I really felt that I had just spent a couple of hundred bucks in vain. Vet services, tests, drugs, needles, it all adds up. But it was worth a try to push back the inevitable having to say goodbye to a good friend moment. I sure wasn't expecting a miracle, but over the next month or so that's exactly what happened. She gained a couple of pounds, took to giving herself daily baths, was drinking the typical amount of water needed for a cat, never missing the litter's really been a miraculous experience.

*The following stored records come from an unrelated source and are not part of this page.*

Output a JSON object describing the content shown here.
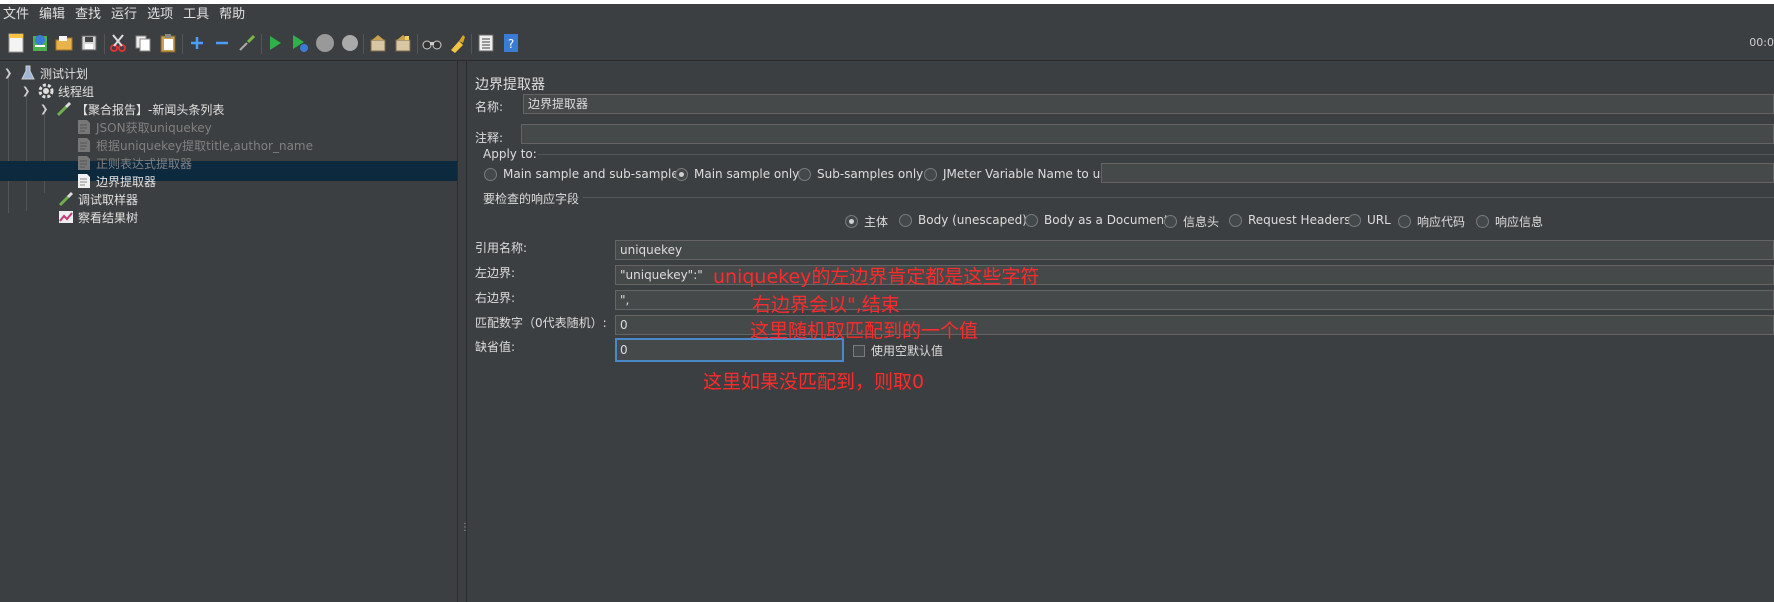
{
  "menu": [
    "文件",
    "编辑",
    "查找",
    "运行",
    "选项",
    "工具",
    "帮助"
  ],
  "toolbar": {
    "timer": "00:0"
  },
  "tree": {
    "plan": "测试计划",
    "thread_group": "线程组",
    "sampler": "【聚合报告】-新闻头条列表",
    "json_extractor": "JSON获取uniquekey",
    "json_extractor2": "根据uniquekey提取title,author_name",
    "regex_extractor": "正则表达式提取器",
    "boundary_extractor": "边界提取器",
    "debug_sampler": "调试取样器",
    "result_tree": "察看结果树"
  },
  "form": {
    "title": "边界提取器",
    "name_label": "名称:",
    "name_value": "边界提取器",
    "comment_label": "注释:",
    "comment_value": "",
    "apply_to_label": "Apply to:",
    "apply_options": [
      "Main sample and sub-samples",
      "Main sample only",
      "Sub-samples only",
      "JMeter Variable Name to use"
    ],
    "apply_selected": 1,
    "field_group_label": "要检查的响应字段",
    "field_options": [
      "主体",
      "Body (unescaped)",
      "Body as a Document",
      "信息头",
      "Request Headers",
      "URL",
      "响应代码",
      "响应信息"
    ],
    "field_selected": 0,
    "ref_name_label": "引用名称:",
    "ref_name_value": "uniquekey",
    "left_label": "左边界:",
    "left_value": "\"uniquekey\":\"",
    "right_label": "右边界:",
    "right_value": "\",",
    "match_label": "匹配数字（0代表随机）:",
    "match_value": "0",
    "default_label": "缺省值:",
    "default_value": "0",
    "empty_default_label": "使用空默认值"
  },
  "annotations": {
    "left": "uniquekey的左边界肯定都是这些字符",
    "right": "右边界会以\",结束",
    "match": "这里随机取匹配到的一个值",
    "default": "这里如果没匹配到，则取0"
  },
  "colors": {
    "annotation": "#ff2a2a",
    "selection": "#0d293e",
    "focus": "#4a88c7"
  }
}
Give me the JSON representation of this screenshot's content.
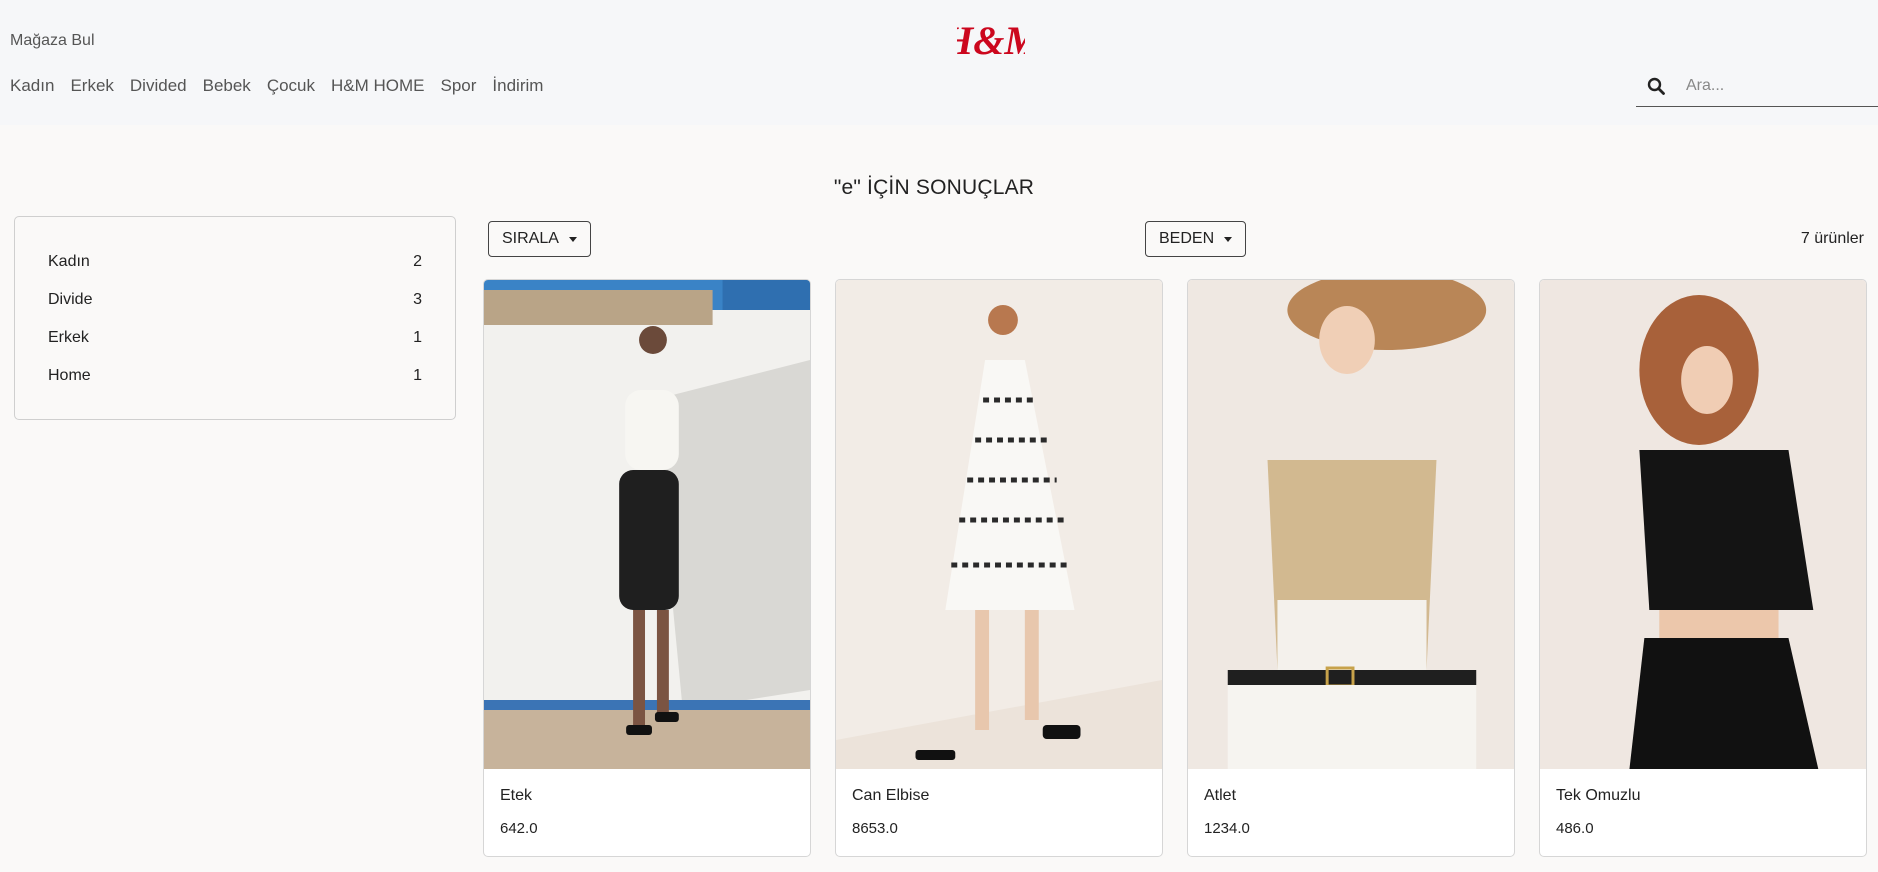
{
  "header": {
    "store_link": "Mağaza Bul",
    "logo_text": "H&M",
    "nav": [
      "Kadın",
      "Erkek",
      "Divided",
      "Bebek",
      "Çocuk",
      "H&M HOME",
      "Spor",
      "İndirim"
    ],
    "search_placeholder": "Ara..."
  },
  "results_title": "\"e\" İÇİN SONUÇLAR",
  "sidebar": {
    "categories": [
      {
        "label": "Kadın",
        "count": "2"
      },
      {
        "label": "Divide",
        "count": "3"
      },
      {
        "label": "Erkek",
        "count": "1"
      },
      {
        "label": "Home",
        "count": "1"
      }
    ]
  },
  "toolbar": {
    "sort_label": "SIRALA",
    "size_label": "BEDEN",
    "count_label": "7 ürünler"
  },
  "products": [
    {
      "name": "Etek",
      "price": "642.0"
    },
    {
      "name": "Can Elbise",
      "price": "8653.0"
    },
    {
      "name": "Atlet",
      "price": "1234.0"
    },
    {
      "name": "Tek Omuzlu",
      "price": "486.0"
    }
  ],
  "colors": {
    "brand_red": "#cc071e",
    "header_bg": "#f6f7f9",
    "page_bg": "#faf9f8"
  },
  "icons": [
    "search-icon",
    "caret-down-icon"
  ]
}
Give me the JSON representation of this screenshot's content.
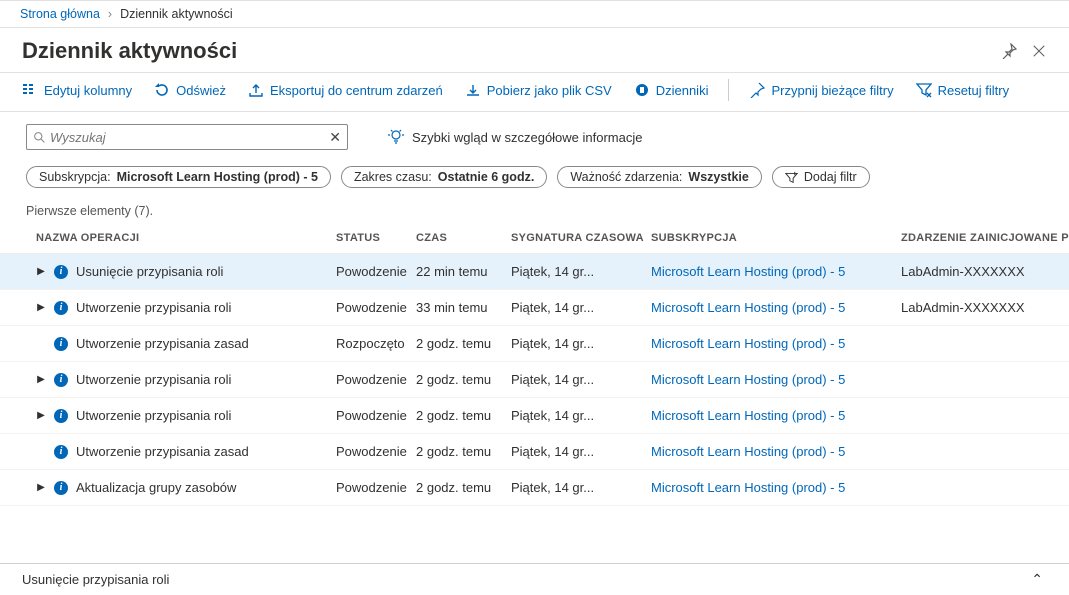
{
  "breadcrumb": {
    "home": "Strona główna",
    "current": "Dziennik aktywności"
  },
  "title": "Dziennik aktywności",
  "toolbar": {
    "edit_columns": "Edytuj kolumny",
    "refresh": "Odśwież",
    "export_hub": "Eksportuj do centrum zdarzeń",
    "download_csv": "Pobierz jako plik CSV",
    "logs": "Dzienniki",
    "pin": "Przypnij bieżące filtry",
    "reset": "Resetuj filtry"
  },
  "search": {
    "placeholder": "Wyszukaj"
  },
  "insights": "Szybki wgląd w szczegółowe informacje",
  "filters": {
    "subscription_label": "Subskrypcja: ",
    "subscription_value": "Microsoft Learn Hosting (prod) - 5",
    "timerange_label": "Zakres czasu: ",
    "timerange_value": "Ostatnie 6 godz.",
    "severity_label": "Ważność zdarzenia: ",
    "severity_value": "Wszystkie",
    "add_filter": "Dodaj filtr"
  },
  "summary": "Pierwsze elementy (7).",
  "columns": {
    "op": "NAZWA OPERACJI",
    "status": "STATUS",
    "time": "CZAS",
    "timestamp": "SYGNATURA CZASOWA",
    "sub": "SUBSKRYPCJA",
    "initiated": "ZDARZENIE ZAINICJOWANE PRZEZ"
  },
  "rows": [
    {
      "caret": true,
      "op": "Usunięcie przypisania roli",
      "status": "Powodzenie",
      "time": "22 min temu",
      "ts": "Piątek, 14 gr...",
      "sub": "Microsoft Learn Hosting (prod) - 5",
      "by": "LabAdmin-XXXXXXX",
      "selected": true
    },
    {
      "caret": true,
      "op": "Utworzenie przypisania roli",
      "status": "Powodzenie",
      "time": "33 min temu",
      "ts": "Piątek, 14 gr...",
      "sub": "Microsoft Learn Hosting (prod) - 5",
      "by": "LabAdmin-XXXXXXX"
    },
    {
      "caret": false,
      "op": "Utworzenie przypisania zasad",
      "status": "Rozpoczęto",
      "time": "2 godz. temu",
      "ts": "Piątek, 14 gr...",
      "sub": "Microsoft Learn Hosting (prod) - 5",
      "by": ""
    },
    {
      "caret": true,
      "op": "Utworzenie przypisania roli",
      "status": "Powodzenie",
      "time": "2 godz. temu",
      "ts": "Piątek, 14 gr...",
      "sub": "Microsoft Learn Hosting (prod) - 5",
      "by": ""
    },
    {
      "caret": true,
      "op": "Utworzenie przypisania roli",
      "status": "Powodzenie",
      "time": "2 godz. temu",
      "ts": "Piątek, 14 gr...",
      "sub": "Microsoft Learn Hosting (prod) - 5",
      "by": ""
    },
    {
      "caret": false,
      "op": "Utworzenie przypisania zasad",
      "status": "Powodzenie",
      "time": "2 godz. temu",
      "ts": "Piątek, 14 gr...",
      "sub": "Microsoft Learn Hosting (prod) - 5",
      "by": ""
    },
    {
      "caret": true,
      "op": "Aktualizacja grupy zasobów",
      "status": "Powodzenie",
      "time": "2 godz. temu",
      "ts": "Piątek, 14 gr...",
      "sub": "Microsoft Learn Hosting (prod) - 5",
      "by": ""
    }
  ],
  "bottom": "Usunięcie przypisania roli"
}
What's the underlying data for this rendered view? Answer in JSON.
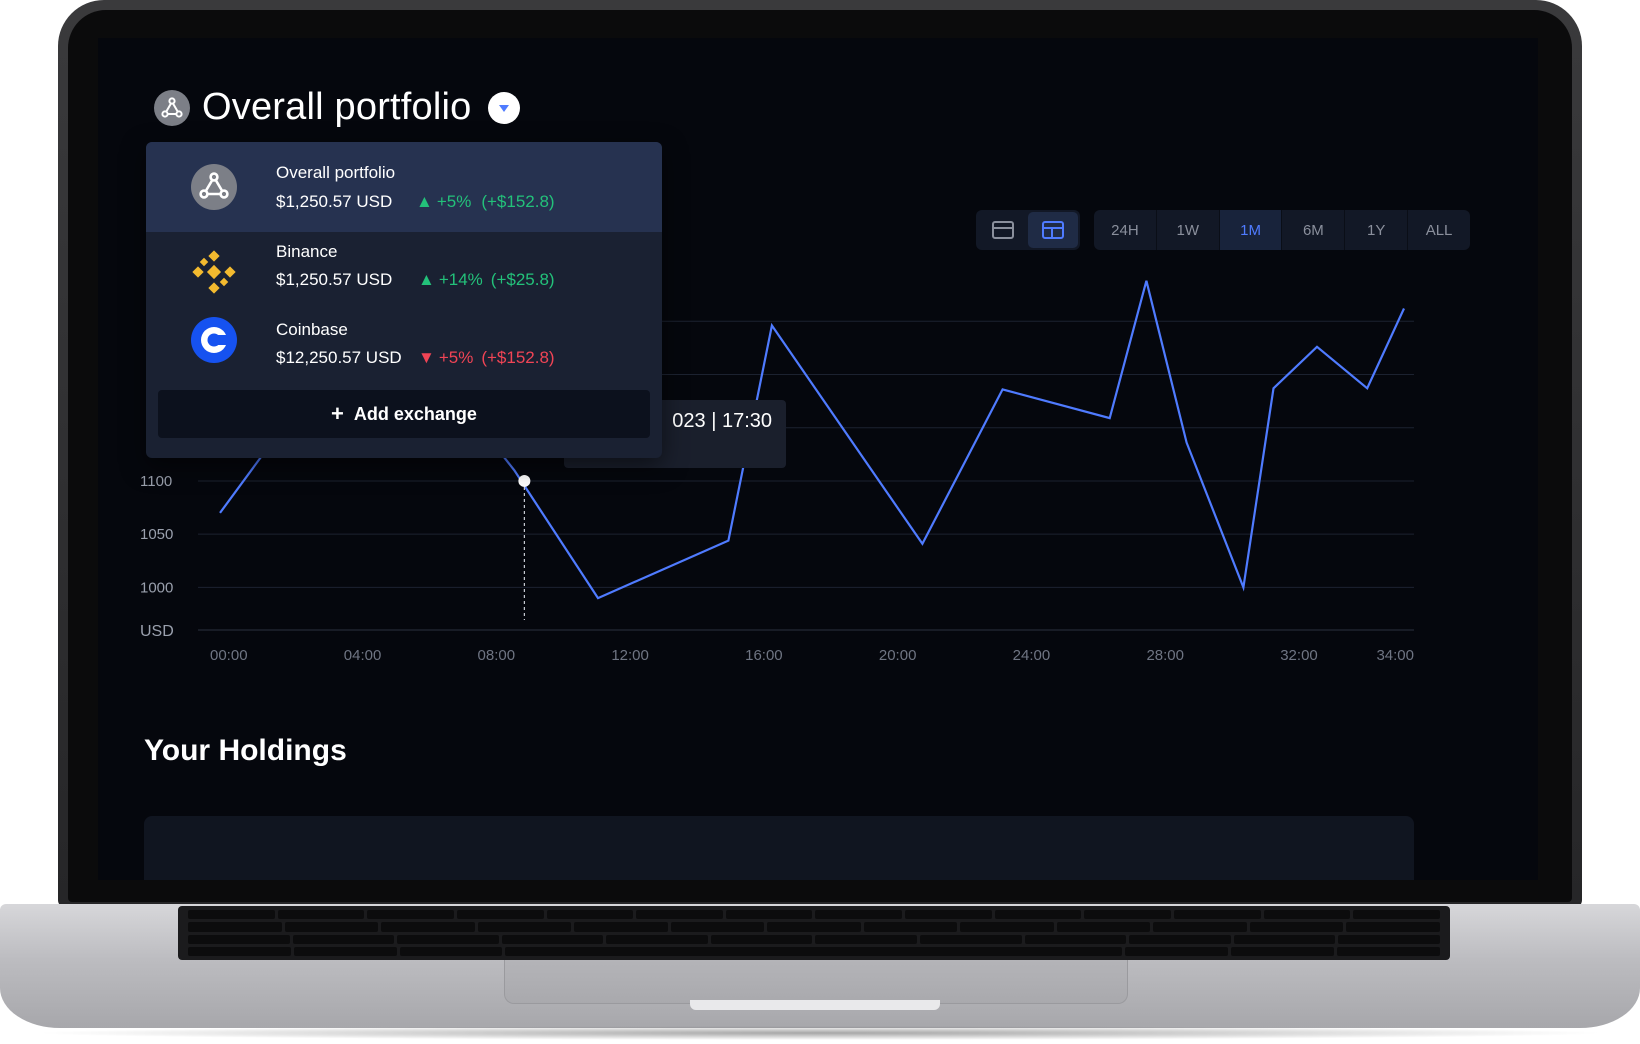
{
  "header": {
    "title": "Overall portfolio"
  },
  "view_toggle": {
    "active": "split-view"
  },
  "range_tabs": {
    "items": [
      "24H",
      "1W",
      "1M",
      "6M",
      "1Y",
      "ALL"
    ],
    "active": "1M"
  },
  "dropdown": {
    "items": [
      {
        "name": "Overall portfolio",
        "value": "$1,250.57 USD",
        "change": "+5%",
        "delta": "(+$152.8)",
        "direction": "up",
        "icon": "portfolio-icon"
      },
      {
        "name": "Binance",
        "value": "$1,250.57 USD",
        "change": "+14%",
        "delta": "(+$25.8)",
        "direction": "up",
        "icon": "binance-icon"
      },
      {
        "name": "Coinbase",
        "value": "$12,250.57 USD",
        "change": "+5%",
        "delta": "(+$152.8)",
        "direction": "down",
        "icon": "coinbase-icon"
      }
    ],
    "add_label": "Add exchange"
  },
  "tooltip": {
    "text": "023 | 17:30"
  },
  "holdings": {
    "title": "Your Holdings"
  },
  "colors": {
    "line": "#4f7bff",
    "up": "#23c17a",
    "down": "#f04455",
    "binance": "#f3ba2f",
    "coinbase": "#1652f0"
  },
  "chart_data": {
    "type": "line",
    "ylabel": "USD",
    "y_ticks": [
      1000,
      1050,
      1100
    ],
    "x_ticks": [
      "00:00",
      "04:00",
      "08:00",
      "12:00",
      "16:00",
      "20:00",
      "24:00",
      "28:00",
      "32:00",
      "34:00"
    ],
    "series": [
      {
        "values": [
          {
            "x": 0.3,
            "y": 1070
          },
          {
            "x": 1.7,
            "y": 1130
          },
          {
            "x": 8.6,
            "y": 1130
          },
          {
            "x": 9.1,
            "y": 1110
          },
          {
            "x": 11.6,
            "y": 990
          },
          {
            "x": 15.5,
            "y": 1044
          },
          {
            "x": 16.8,
            "y": 1246
          },
          {
            "x": 21.3,
            "y": 1041
          },
          {
            "x": 23.7,
            "y": 1186
          },
          {
            "x": 26.9,
            "y": 1159
          },
          {
            "x": 28.0,
            "y": 1288
          },
          {
            "x": 29.2,
            "y": 1136
          },
          {
            "x": 30.9,
            "y": 1000
          },
          {
            "x": 31.8,
            "y": 1187
          },
          {
            "x": 33.1,
            "y": 1226
          },
          {
            "x": 34.6,
            "y": 1187
          },
          {
            "x": 35.7,
            "y": 1262
          }
        ]
      }
    ],
    "hover_point": {
      "x": 9.4,
      "y": 1100
    },
    "ylim": [
      960,
      1300
    ],
    "xlim": [
      0,
      36
    ],
    "grid": true
  }
}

But there is one interesting thing that’s happening. She wants these shots. If I’m a little late, she comes and finds me and is not quiet about it. I can’t imagine that she has someone tied together better feelings with getting an injection twice a day, but it sure seems that way. NEVER does she try to get away, always she is waiting and it’s not tied to getting food cause she has free access to her food 24/7. I can only determine that my cat is an addict! She needs the steel, she’s a junkie…and I’m her enabler! My cat is an addict!